▶ Work to be completed: Repeat each record word for word.

[Recorded data]

========================================================================

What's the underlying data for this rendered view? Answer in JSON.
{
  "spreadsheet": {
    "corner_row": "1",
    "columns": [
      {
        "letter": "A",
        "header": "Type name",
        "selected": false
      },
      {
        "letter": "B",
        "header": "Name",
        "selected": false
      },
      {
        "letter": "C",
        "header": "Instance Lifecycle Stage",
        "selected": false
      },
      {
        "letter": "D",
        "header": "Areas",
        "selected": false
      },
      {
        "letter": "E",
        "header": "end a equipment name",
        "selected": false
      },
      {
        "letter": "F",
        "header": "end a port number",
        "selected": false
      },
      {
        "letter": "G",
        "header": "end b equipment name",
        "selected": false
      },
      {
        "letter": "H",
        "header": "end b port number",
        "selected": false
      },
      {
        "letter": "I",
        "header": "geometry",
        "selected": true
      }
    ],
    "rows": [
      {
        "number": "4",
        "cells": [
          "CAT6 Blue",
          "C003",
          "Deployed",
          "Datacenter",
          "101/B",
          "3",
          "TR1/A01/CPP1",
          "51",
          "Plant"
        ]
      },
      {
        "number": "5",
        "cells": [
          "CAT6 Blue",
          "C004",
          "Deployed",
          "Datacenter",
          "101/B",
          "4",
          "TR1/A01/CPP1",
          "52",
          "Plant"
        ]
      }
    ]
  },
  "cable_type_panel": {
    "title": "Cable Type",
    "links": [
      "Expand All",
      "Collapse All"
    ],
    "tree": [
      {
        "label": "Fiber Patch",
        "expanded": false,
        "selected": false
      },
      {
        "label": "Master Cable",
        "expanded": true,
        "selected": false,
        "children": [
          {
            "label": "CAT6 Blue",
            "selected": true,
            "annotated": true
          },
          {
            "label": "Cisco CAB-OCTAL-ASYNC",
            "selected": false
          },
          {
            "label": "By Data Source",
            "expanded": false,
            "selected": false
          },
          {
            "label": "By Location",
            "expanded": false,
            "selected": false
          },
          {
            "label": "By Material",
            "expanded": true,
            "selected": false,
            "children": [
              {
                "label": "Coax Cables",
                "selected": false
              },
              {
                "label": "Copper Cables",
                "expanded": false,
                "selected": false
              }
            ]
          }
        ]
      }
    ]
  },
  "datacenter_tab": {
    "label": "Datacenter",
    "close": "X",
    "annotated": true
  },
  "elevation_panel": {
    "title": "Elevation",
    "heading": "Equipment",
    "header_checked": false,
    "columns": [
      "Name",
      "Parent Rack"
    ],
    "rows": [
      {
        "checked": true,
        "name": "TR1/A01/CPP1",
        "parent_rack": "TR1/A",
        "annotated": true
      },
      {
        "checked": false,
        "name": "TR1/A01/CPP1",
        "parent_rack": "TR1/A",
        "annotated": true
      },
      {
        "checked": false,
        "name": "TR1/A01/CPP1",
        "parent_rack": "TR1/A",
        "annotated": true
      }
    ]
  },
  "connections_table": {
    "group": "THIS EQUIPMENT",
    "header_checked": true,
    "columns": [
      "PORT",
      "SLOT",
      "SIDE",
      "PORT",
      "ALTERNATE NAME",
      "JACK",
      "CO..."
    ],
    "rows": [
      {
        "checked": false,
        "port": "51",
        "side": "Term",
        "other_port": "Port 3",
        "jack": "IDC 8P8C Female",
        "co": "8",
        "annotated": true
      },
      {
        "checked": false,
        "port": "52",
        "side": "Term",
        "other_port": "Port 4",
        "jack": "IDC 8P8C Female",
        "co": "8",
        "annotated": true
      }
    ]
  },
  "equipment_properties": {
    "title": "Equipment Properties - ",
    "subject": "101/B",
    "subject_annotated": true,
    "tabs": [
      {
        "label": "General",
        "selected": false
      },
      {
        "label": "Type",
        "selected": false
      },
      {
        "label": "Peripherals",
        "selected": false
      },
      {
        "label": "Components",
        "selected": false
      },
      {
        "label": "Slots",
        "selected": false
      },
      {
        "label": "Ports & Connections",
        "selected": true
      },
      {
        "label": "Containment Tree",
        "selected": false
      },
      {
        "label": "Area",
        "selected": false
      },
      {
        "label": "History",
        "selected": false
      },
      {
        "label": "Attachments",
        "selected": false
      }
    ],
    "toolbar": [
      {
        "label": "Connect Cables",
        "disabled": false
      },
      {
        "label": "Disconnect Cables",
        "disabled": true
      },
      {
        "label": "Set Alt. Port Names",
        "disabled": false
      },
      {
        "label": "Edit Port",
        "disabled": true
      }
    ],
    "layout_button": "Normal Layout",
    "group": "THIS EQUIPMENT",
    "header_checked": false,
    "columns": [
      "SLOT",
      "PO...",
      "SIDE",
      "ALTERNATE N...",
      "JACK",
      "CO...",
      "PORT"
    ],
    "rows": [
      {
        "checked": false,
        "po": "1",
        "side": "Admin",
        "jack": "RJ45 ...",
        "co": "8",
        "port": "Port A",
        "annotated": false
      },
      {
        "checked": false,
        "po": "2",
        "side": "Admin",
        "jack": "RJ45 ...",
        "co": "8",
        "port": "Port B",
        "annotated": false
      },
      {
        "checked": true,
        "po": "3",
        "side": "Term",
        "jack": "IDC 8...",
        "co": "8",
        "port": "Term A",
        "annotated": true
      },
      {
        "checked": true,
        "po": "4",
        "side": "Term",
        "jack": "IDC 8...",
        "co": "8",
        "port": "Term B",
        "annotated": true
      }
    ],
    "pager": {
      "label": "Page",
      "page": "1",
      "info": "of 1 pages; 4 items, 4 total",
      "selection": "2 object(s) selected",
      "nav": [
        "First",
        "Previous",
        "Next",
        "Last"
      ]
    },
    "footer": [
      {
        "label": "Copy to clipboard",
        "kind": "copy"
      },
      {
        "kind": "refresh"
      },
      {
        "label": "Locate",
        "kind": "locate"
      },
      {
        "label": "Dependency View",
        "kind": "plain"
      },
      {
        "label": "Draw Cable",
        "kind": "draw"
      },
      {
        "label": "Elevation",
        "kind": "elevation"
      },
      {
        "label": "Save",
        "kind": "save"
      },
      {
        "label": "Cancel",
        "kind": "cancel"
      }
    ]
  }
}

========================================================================

▶ Written reply:
What's the underlying data for this rendered view? Answer in JSON.
{
  "spreadsheet": {
    "corner_row": "1",
    "columns": [
      {
        "letter": "A",
        "header": "Type name",
        "selected": false
      },
      {
        "letter": "B",
        "header": "Name",
        "selected": false
      },
      {
        "letter": "C",
        "header": "Instance Lifecycle Stage",
        "selected": false
      },
      {
        "letter": "D",
        "header": "Areas",
        "selected": false
      },
      {
        "letter": "E",
        "header": "end a equipment name",
        "selected": false
      },
      {
        "letter": "F",
        "header": "end a port number",
        "selected": false
      },
      {
        "letter": "G",
        "header": "end b equipment name",
        "selected": false
      },
      {
        "letter": "H",
        "header": "end b port number",
        "selected": false
      },
      {
        "letter": "I",
        "header": "geometry",
        "selected": true
      }
    ],
    "rows": [
      {
        "number": "4",
        "cells": [
          "CAT6 Blue",
          "C003",
          "Deployed",
          "Datacenter",
          "101/B",
          "3",
          "TR1/A01/CPP1",
          "51",
          "Plant"
        ]
      },
      {
        "number": "5",
        "cells": [
          "CAT6 Blue",
          "C004",
          "Deployed",
          "Datacenter",
          "101/B",
          "4",
          "TR1/A01/CPP1",
          "52",
          "Plant"
        ]
      }
    ]
  },
  "cable_type_panel": {
    "title": "Cable Type",
    "links": [
      "Expand All",
      "Collapse All"
    ],
    "tree": [
      {
        "label": "Fiber Patch",
        "expanded": false,
        "selected": false
      },
      {
        "label": "Master Cable",
        "expanded": true,
        "selected": false,
        "children": [
          {
            "label": "CAT6 Blue",
            "selected": true,
            "annotated": true
          },
          {
            "label": "Cisco CAB-OCTAL-ASYNC",
            "selected": false
          },
          {
            "label": "By Data Source",
            "expanded": false,
            "selected": false
          },
          {
            "label": "By Location",
            "expanded": false,
            "selected": false
          },
          {
            "label": "By Material",
            "expanded": true,
            "selected": false,
            "children": [
              {
                "label": "Coax Cables",
                "selected": false
              },
              {
                "label": "Copper Cables",
                "expanded": false,
                "selected": false
              }
            ]
          }
        ]
      }
    ]
  },
  "datacenter_tab": {
    "label": "Datacenter",
    "close": "X",
    "annotated": true
  },
  "elevation_panel": {
    "title": "Elevation",
    "heading": "Equipment",
    "header_checked": false,
    "columns": [
      "Name",
      "Parent Rack"
    ],
    "rows": [
      {
        "checked": true,
        "name": "TR1/A01/CPP1",
        "parent_rack": "TR1/A",
        "annotated": true
      },
      {
        "checked": false,
        "name": "TR1/A01/CPP1",
        "parent_rack": "TR1/A",
        "annotated": true
      },
      {
        "checked": false,
        "name": "TR1/A01/CPP1",
        "parent_rack": "TR1/A",
        "annotated": true
      }
    ]
  },
  "connections_table": {
    "group": "THIS EQUIPMENT",
    "header_checked": true,
    "columns": [
      "PORT",
      "SLOT",
      "SIDE",
      "PORT",
      "ALTERNATE NAME",
      "JACK",
      "CO..."
    ],
    "rows": [
      {
        "checked": false,
        "port": "51",
        "side": "Term",
        "other_port": "Port 3",
        "jack": "IDC 8P8C Female",
        "co": "8",
        "annotated": true
      },
      {
        "checked": false,
        "port": "52",
        "side": "Term",
        "other_port": "Port 4",
        "jack": "IDC 8P8C Female",
        "co": "8",
        "annotated": true
      }
    ]
  },
  "equipment_properties": {
    "title": "Equipment Properties - ",
    "subject": "101/B",
    "subject_annotated": true,
    "tabs": [
      {
        "label": "General",
        "selected": false
      },
      {
        "label": "Type",
        "selected": false
      },
      {
        "label": "Peripherals",
        "selected": false
      },
      {
        "label": "Components",
        "selected": false
      },
      {
        "label": "Slots",
        "selected": false
      },
      {
        "label": "Ports & Connections",
        "selected": true
      },
      {
        "label": "Containment Tree",
        "selected": false
      },
      {
        "label": "Area",
        "selected": false
      },
      {
        "label": "History",
        "selected": false
      },
      {
        "label": "Attachments",
        "selected": false
      }
    ],
    "toolbar": [
      {
        "label": "Connect Cables",
        "disabled": false
      },
      {
        "label": "Disconnect Cables",
        "disabled": true
      },
      {
        "label": "Set Alt. Port Names",
        "disabled": false
      },
      {
        "label": "Edit Port",
        "disabled": true
      }
    ],
    "layout_button": "Normal Layout",
    "group": "THIS EQUIPMENT",
    "header_checked": false,
    "columns": [
      "SLOT",
      "PO...",
      "SIDE",
      "ALTERNATE N...",
      "JACK",
      "CO...",
      "PORT"
    ],
    "rows": [
      {
        "checked": false,
        "po": "1",
        "side": "Admin",
        "jack": "RJ45 ...",
        "co": "8",
        "port": "Port A",
        "annotated": false
      },
      {
        "checked": false,
        "po": "2",
        "side": "Admin",
        "jack": "RJ45 ...",
        "co": "8",
        "port": "Port B",
        "annotated": false
      },
      {
        "checked": true,
        "po": "3",
        "side": "Term",
        "jack": "IDC 8...",
        "co": "8",
        "port": "Term A",
        "annotated": true
      },
      {
        "checked": true,
        "po": "4",
        "side": "Term",
        "jack": "IDC 8...",
        "co": "8",
        "port": "Term B",
        "annotated": true
      }
    ],
    "pager": {
      "label": "Page",
      "page": "1",
      "info": "of 1 pages; 4 items, 4 total",
      "selection": "2 object(s) selected",
      "nav": [
        "First",
        "Previous",
        "Next",
        "Last"
      ]
    },
    "footer": [
      {
        "label": "Copy to clipboard",
        "kind": "copy"
      },
      {
        "kind": "refresh"
      },
      {
        "label": "Locate",
        "kind": "locate"
      },
      {
        "label": "Dependency View",
        "kind": "plain"
      },
      {
        "label": "Draw Cable",
        "kind": "draw"
      },
      {
        "label": "Elevation",
        "kind": "elevation"
      },
      {
        "label": "Save",
        "kind": "save"
      },
      {
        "label": "Cancel",
        "kind": "cancel"
      }
    ]
  }
}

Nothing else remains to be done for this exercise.